[Photo by MK DB]
South Korean mom-and-pop investors have turned to Japanese stock market, performing relatively stable versus other markets with added appeals of a cheaper yen and expectations of revived economy once Japan lifts Covid-19 border restrictions.
According to the Korea Securities Depository (KSD), domestic investors net purchased $9.46 million worth of Japanese stocks in August, up 33 percent from July.
In contrast, they net sold $571 million worth of U.S. stocks in August.
The Japanese yen breached the 140 range against the U.S. dollar on September 1, the lowest since 1998, amid widening gap between interest rates in Japan and the U.S.
Japan’s benchmark Nikkei 225 index lost 2.52 percent from the beginning of the year as of last Thursday, whereas other markets have been hitting annual lows.

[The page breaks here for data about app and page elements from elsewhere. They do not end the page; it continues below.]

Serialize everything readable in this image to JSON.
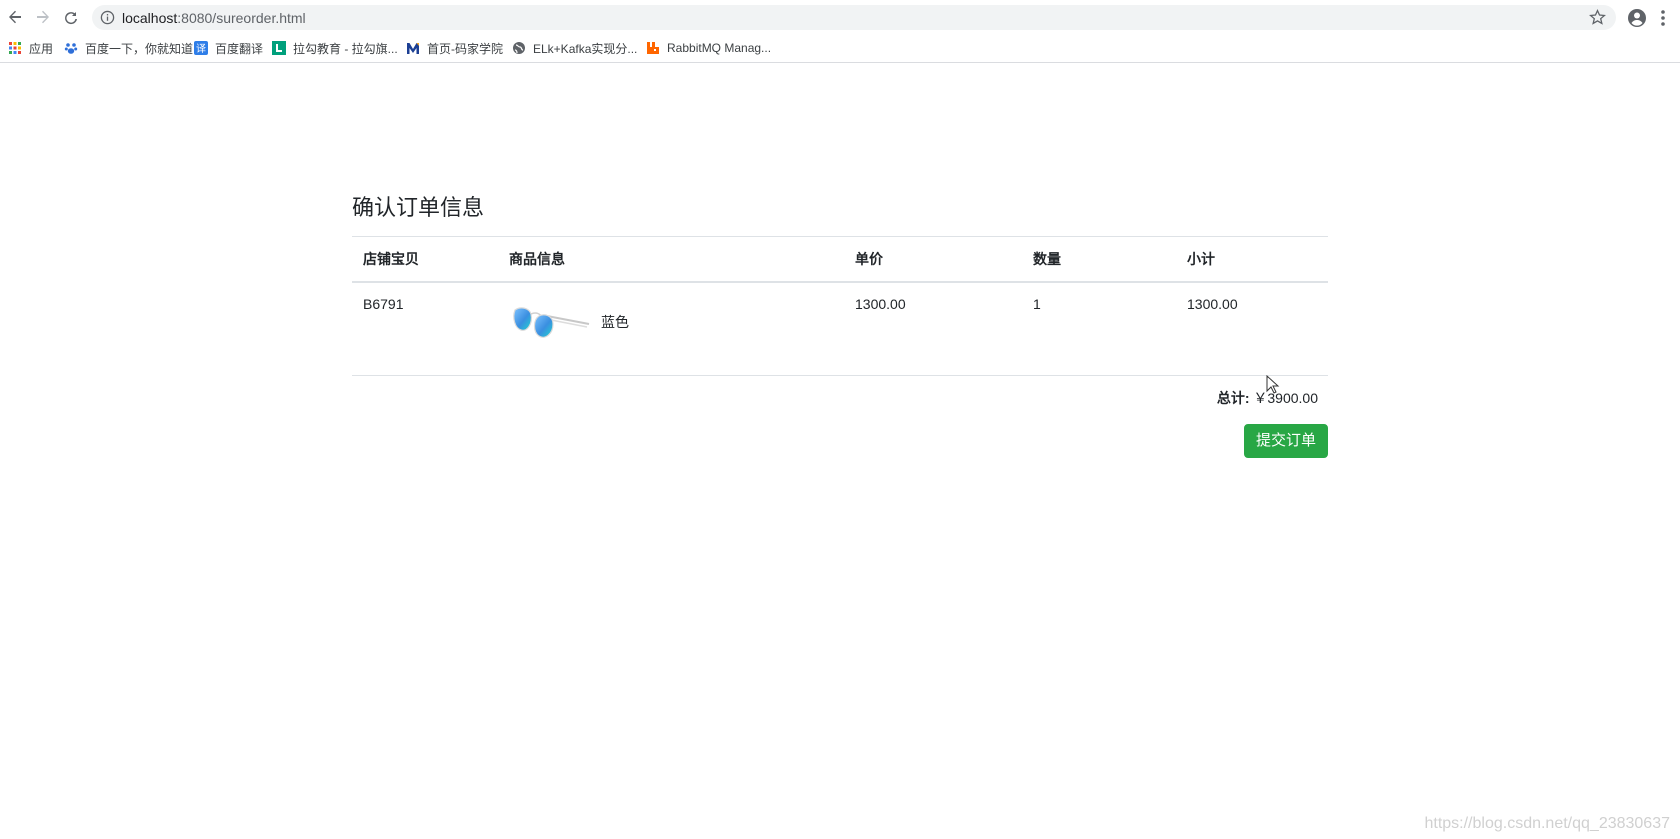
{
  "browser": {
    "url_host": "localhost",
    "url_path": ":8080/sureorder.html",
    "bookmarks": [
      {
        "label": "应用",
        "icon": "apps-grid-icon"
      },
      {
        "label": "百度一下，你就知道",
        "icon": "baidu-paw-icon"
      },
      {
        "label": "百度翻译",
        "icon": "translate-icon"
      },
      {
        "label": "拉勾教育 - 拉勾旗...",
        "icon": "lagou-icon"
      },
      {
        "label": "首页-码家学院",
        "icon": "m-logo-icon"
      },
      {
        "label": "ELk+Kafka实现分...",
        "icon": "globe-icon"
      },
      {
        "label": "RabbitMQ Manag...",
        "icon": "rabbitmq-icon"
      }
    ]
  },
  "page": {
    "title": "确认订单信息",
    "table": {
      "headers": [
        "店铺宝贝",
        "商品信息",
        "单价",
        "数量",
        "小计"
      ],
      "rows": [
        {
          "sku": "B6791",
          "product": "蓝色",
          "price": "1300.00",
          "qty": "1",
          "subtotal": "1300.00"
        }
      ]
    },
    "total_label": "总计:",
    "total_value": "￥3900.00",
    "submit_label": "提交订单"
  },
  "watermark": "https://blog.csdn.net/qq_23830637",
  "colors": {
    "accent": "#28a745"
  }
}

According to a recent report by the Korea Investment & Securities, Japanese stocks are likely to be less volatile than U.S. and European counterparts.
“The plunge in the yen’s value against the U.S. dollar is expected to continue as the difference in interest rate between Japan and other countries grows,” said Choi Bo-won, a researcher at the Korea Investment & Securities.
Japan is among few major economies keeping interest rates in zero and bucking the global tightening wave.
Stocks in railway, department stores, and airline categories will benefit from the expected border easing with less impact from the volatile exchange rates, supply chain disruptions, and energy regulations.
[ⓒ Pulse by Maeil Business Newspaper & mk.co.kr, All rights reserved]